top of page
Search

The Top 10 Best Practices to Reduce Bugs in SQL Code

Reducing bugs in SQL code is essential to ensure that your database operations are efficient, accurate, and secure. Here are the top 10 best practices to help you minimize bugs in your SQL code:


Plan and Design Your Database:

  • Start by designing a well-structured database schema that follows normalization principles.

  • Clearly define tables, relationships, and constraints before writing any SQL code.

Use Consistent Naming Conventions:

  • Adopt a naming convention for tables, columns, indexes, and other database objects.

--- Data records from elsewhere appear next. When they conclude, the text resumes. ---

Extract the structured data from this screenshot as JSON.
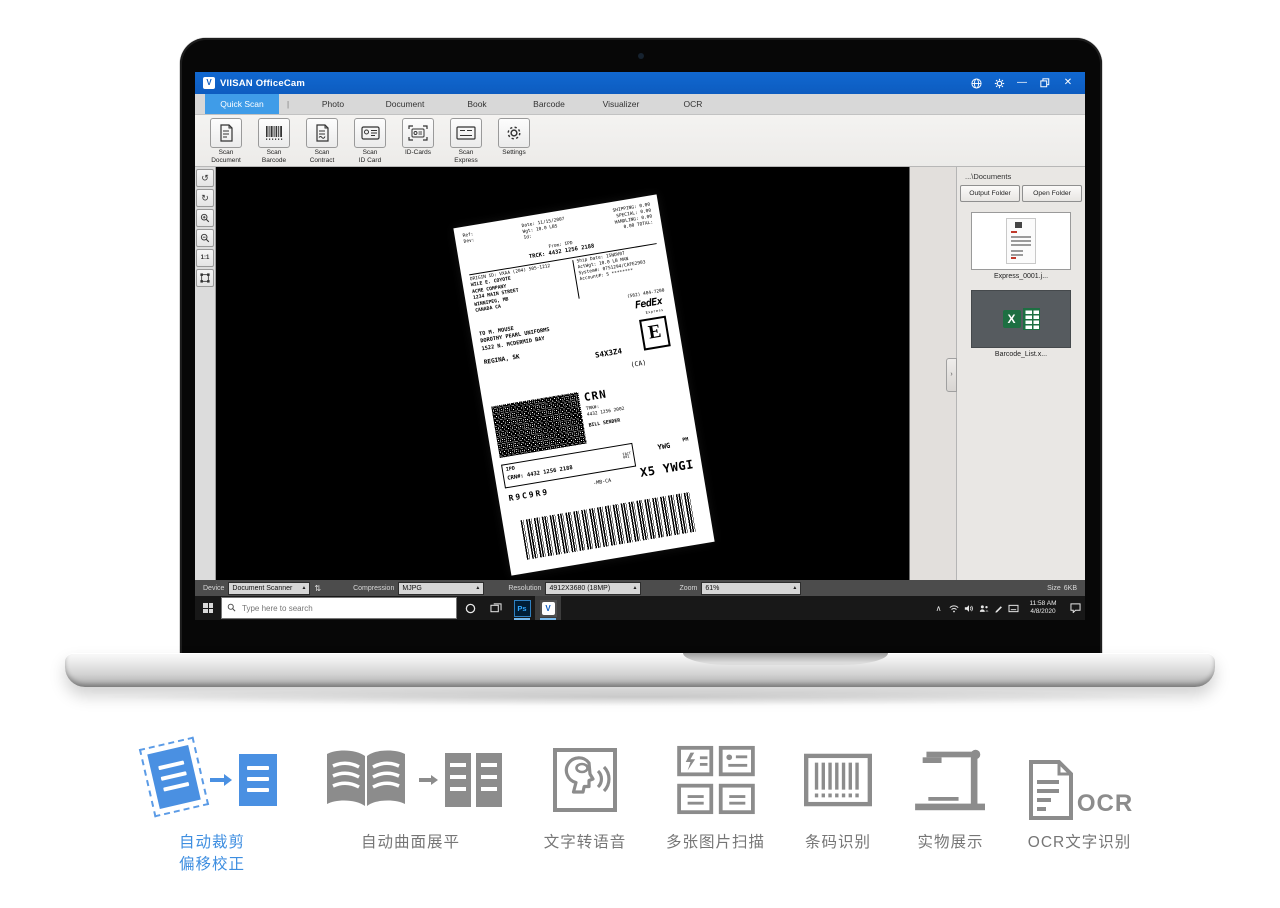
{
  "colors": {
    "titlebar_blue": "#0d5cc0",
    "tab_active_blue": "#3f9ce8",
    "feature_blue": "#4a90e2",
    "feature_gray": "#8c8c8c",
    "excel_green": "#1d6f42",
    "statusbar_gray": "#4c4c4c",
    "taskbar_underline": "#76b9ed"
  },
  "window": {
    "title": "VIISAN OfficeCam",
    "logo_text": "V"
  },
  "icons": {
    "minimize": "—",
    "close": "✕",
    "tab_separator": "|",
    "rotate_ccw": "↺",
    "rotate_cw": "↻",
    "ratio": "1:1",
    "chevron_right": "›",
    "dropdown_up": "▲",
    "swap": "⇅",
    "tray_chevron": "∧"
  },
  "tabs": {
    "items": [
      {
        "label": "Quick Scan"
      },
      {
        "label": "Photo"
      },
      {
        "label": "Document"
      },
      {
        "label": "Book"
      },
      {
        "label": "Barcode"
      },
      {
        "label": "Visualizer"
      },
      {
        "label": "OCR"
      }
    ]
  },
  "toolbar": {
    "buttons": [
      {
        "l1": "Scan",
        "l2": "Document"
      },
      {
        "l1": "Scan",
        "l2": "Barcode"
      },
      {
        "l1": "Scan",
        "l2": "Contract"
      },
      {
        "l1": "Scan",
        "l2": "ID Card"
      },
      {
        "l1": "ID-Cards",
        "l2": ""
      },
      {
        "l1": "Scan",
        "l2": "Express"
      },
      {
        "l1": "Settings",
        "l2": ""
      }
    ]
  },
  "right_panel": {
    "path": "...\\Documents",
    "output_folder": "Output Folder",
    "open_folder": "Open Folder",
    "file1": "Express_0001.j...",
    "file2": "Barcode_List.x...",
    "excel_x": "X"
  },
  "status_bar": {
    "device_label": "Device",
    "device_value": "Document Scanner",
    "compression_label": "Compression",
    "compression_value": "MJPG",
    "resolution_label": "Resolution",
    "resolution_value": "4912X3680 (18MP)",
    "zoom_label": "Zoom",
    "zoom_value": "61%",
    "size_label": "Size",
    "size_value": "6KB"
  },
  "taskbar": {
    "search_placeholder": "Type here to search",
    "ps_label": "Ps",
    "time": "11:58 AM",
    "date": "4/8/2020"
  },
  "shipping_label": {
    "ref": "Ref:",
    "dev": "Dev:",
    "date": "Date: 11/15/2007",
    "wgt": "Wgt: 10.0 LBS",
    "id": "Id:",
    "shipping": "SHIPPING: 0.00",
    "special": "SPECIAL: 0.00",
    "handling": "HANDLING: 0.00",
    "total": "0.00 TOTAL:",
    "from": "From: IPD",
    "trck": "TRCK: 4432 1256 2188",
    "origin": "ORIGIN ID: VXAA (204) 505-1212",
    "sender1": "WILE E. COYOTE",
    "sender2": "ACME COMPANY",
    "sender3": "1234 MAIN STREET",
    "sender4": "WINNIPEG, MB",
    "sender5": "CANADA CA",
    "ship_date": "Ship Date: 15NOV07",
    "act_wgt": "ActWgt: 10.0 LB MAN",
    "system": "System#: 0751294/CAFE2903",
    "account": "Account#: S ********",
    "phone": "(562) 404-7200",
    "fedex": "FedEx",
    "express": "Express",
    "e_mark": "E",
    "to1": "TO M. MOUSE",
    "to2": "DOROTHY PEARL UNIFORMS",
    "to3": "1522 N. MCDERMID BAY",
    "city": "REGINA, SK",
    "postal": "S4X3Z4",
    "country": "(CA)",
    "crn": "CRN",
    "trk2a": "TRK#:",
    "trk2b": "4432 1256 2002",
    "bill": "BILL SENDER",
    "ipd": "IPD",
    "crn2": "CRN#: 4432 1256 2188",
    "fact": "FACT\n001",
    "ywg": "YWG",
    "pm": "PM",
    "route": "-MB-CA",
    "sort": "X5 YWGI",
    "r9": "R9C9R9"
  },
  "features": {
    "f1a": "自动裁剪",
    "f1b": "偏移校正",
    "f2": "自动曲面展平",
    "f3": "文字转语音",
    "f4": "多张图片扫描",
    "f5": "条码识别",
    "f6": "实物展示",
    "f7": "OCR文字识别",
    "ocr_text": "OCR"
  }
}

  • Consistency in naming makes it easier to read and maintain SQL code.

Write Self-Documenting SQL:

  • Use meaningful names for tables and columns, so the purpose of each element is evident.

  • Include comments to explain complex queries or non-obvious logic.

Avoid Using SELECT *:

  • Instead of selecting all columns from a table, explicitly list the columns you need.

  • This reduces the chance of errors due to unexpected changes in the table structure.

Use Transactions:

  • Wrap related SQL statements in transactions to ensure data consistency.

  • Begin and commit or rollback transactions appropriately to maintain data integrity.

Implement Data Validation:

  • Validate user inputs and data before running SQL queries to prevent SQL injection and other security vulnerabilities.

  • Use parameterized queries or prepared statements to safely pass data into SQL statements.

Test Thoroughly:

  • Perform comprehensive testing, including unit tests and integration tests, to identify and fix bugs.

  • Test edge cases, boundary conditions, and different scenarios to catch potential issues.

Maintain an Error Log:

  • Keep a log of SQL errors and exceptions, including details like query text, timestamps, and error messages.

  • Regularly review and address logged errors to prevent recurring issues.

Keep Code Modular and Reusable:

  • Break down complex SQL queries into smaller, reusable functions or stored procedures.

  • Encapsulate business logic within these modules to promote code reusability and maintainability.

Regularly Back Up and Version Control:

  • Implement a robust backup and recovery strategy to safeguard your data in case of errors or data corruption.

  • Use version control systems like Git to track changes to your SQL code, making it easier to roll back to previous states if necessary.

Remember that reducing bugs in SQL code is an ongoing process. Regular code reviews, peer feedback, and continuous learning are essential to improving your SQL coding skills and maintaining a high-quality database system.


33 views0 comments

Comentários


bottom of page